Air. It’s all around you, even when you’re not aware of it. When you can feel the air moving, though, it may be a sign that the weather is changing or that a change is on its way. The way the air moves affects the weather, because winds move heat and cold temperatures from one place to another, transporting conditions from one geographical zone to another. The way winds pass each other, and the direction they move, also affects what weather a region will see on any given day.
Because of the tilt of the Earth’s axis, winds and pressure belts pick up the influence of whichever direction they are facing. During summer in the northern hemisphere, for instance, hot winds that are warmed by the sun create the heat most people are used to at that time of year. Conversely, the winds in winter have a southward shift in direction that brings cooler weather to a region, because they are faced away from the sun’s glare.
There are four main types of air masses -- polar maritime, polar continental air, tropical maritime air and tropical continental air. The masses are named and categorized based on their topographical location, which also dictates the temperature and effect the mass will have on a surrounding area if it moves. Polar maritime air is relatively warm and moist, because it is heated from below by the water. Polar continental air is cold and mainly dry in winter, but warm in summer when the land heats quickly. Tropical maritime air is warm and moist, and tropical continental air is warm and dry. The movements of these air masses and their interactions with land masses affect weather in those areas.
Boundaries between the different types of air masses are known as fronts. When the air from one mass travels into another, it can create a storm or other change in weather, depending on how fast and how similar or different the two masses are at the time when they blend into each other. When two masses collide quickly into each other, it can cause a cyclone.

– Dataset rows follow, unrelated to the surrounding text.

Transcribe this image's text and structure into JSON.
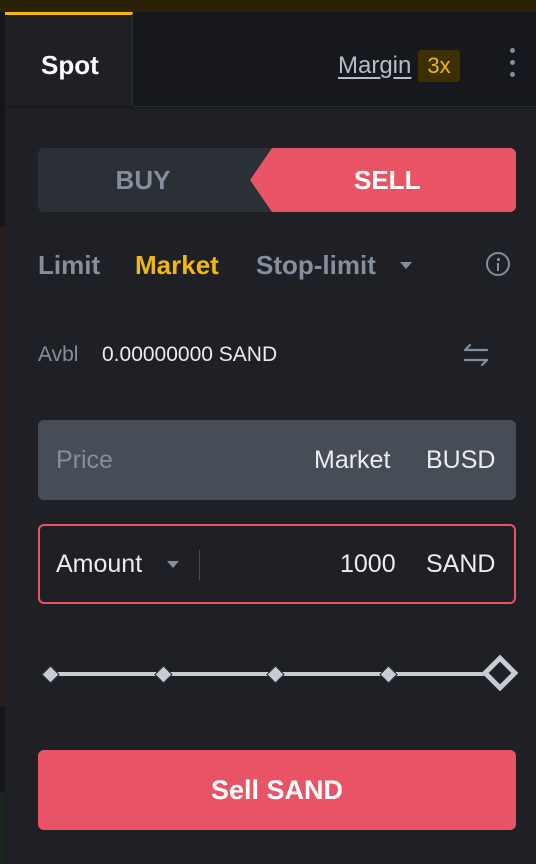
{
  "tabs": {
    "spot": "Spot",
    "margin": "Margin",
    "leverage_badge": "3x"
  },
  "side_toggle": {
    "buy": "BUY",
    "sell": "SELL",
    "selected": "SELL"
  },
  "order_types": {
    "limit": "Limit",
    "market": "Market",
    "stop_limit": "Stop-limit",
    "active": "Market"
  },
  "balance": {
    "label": "Avbl",
    "value": "0.00000000 SAND"
  },
  "price_field": {
    "placeholder": "Price",
    "value": "Market",
    "unit": "BUSD"
  },
  "amount_field": {
    "label": "Amount",
    "value": "1000",
    "unit": "SAND"
  },
  "slider": {
    "steps": [
      0,
      25,
      50,
      75,
      100
    ],
    "value_percent": 100
  },
  "submit": {
    "label": "Sell SAND"
  },
  "colors": {
    "accent_yellow": "#f0b90b",
    "sell_red": "#e85465",
    "background": "#1e2026",
    "muted_text": "#848e9c"
  },
  "icons": [
    "more-vertical-icon",
    "caret-down-icon",
    "info-icon",
    "swap-icon",
    "caret-down-icon"
  ]
}
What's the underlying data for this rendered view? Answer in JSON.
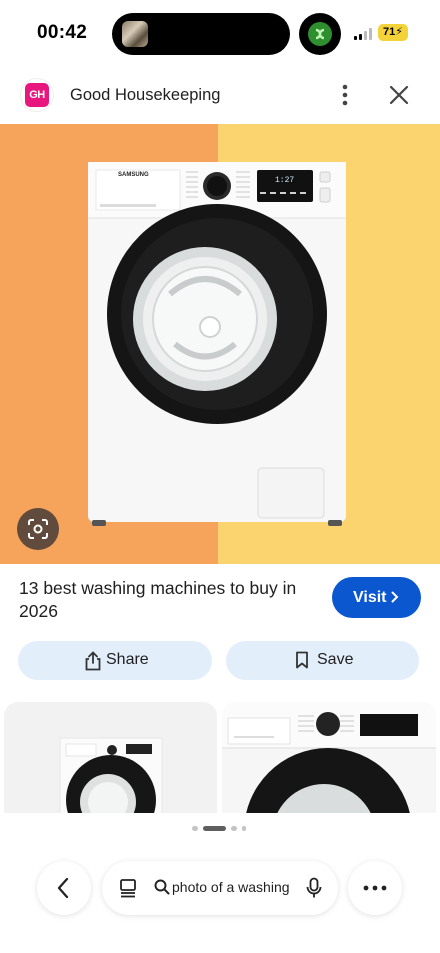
{
  "status_bar": {
    "time": "00:42",
    "battery": "71"
  },
  "site": {
    "logo_text": "GH",
    "name": "Good Housekeeping"
  },
  "hero": {
    "brand_text": "SAMSUNG",
    "display_text": "1:27",
    "left_color": "#f6a35b",
    "right_color": "#fbd36f"
  },
  "result": {
    "title": "13 best washing machines to buy in 2026",
    "visit_label": "Visit"
  },
  "actions": {
    "share_label": "Share",
    "save_label": "Save"
  },
  "pager": {
    "count": 4,
    "active": 1
  },
  "bottom_bar": {
    "search_query": "photo of a washing machine"
  },
  "colors": {
    "accent": "#0b57d0",
    "action_bg": "#e3eefb",
    "logo": "#e8177f"
  },
  "icons": {
    "more": "more-vert-icon",
    "close": "close-icon",
    "lens": "lens-icon",
    "share": "share-icon",
    "save": "bookmark-icon",
    "back": "chevron-left-icon",
    "tabs": "tabs-icon",
    "search": "search-icon",
    "mic": "mic-icon",
    "menu": "more-horiz-icon"
  }
}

Topography influences air’s movement, thereby having an effect on the weather. Mountain ranges, for instance, are natural barriers to air movement. Coastal winds usually cannot reach past a mountain range, so areas inland of a range tend to be dryer and warmer. The further toward a coast you move, the more humidity you will experience, because of the moisture-laden air. A city’s proximity to mountains and bodies of water helps determine wind patterns and air masses.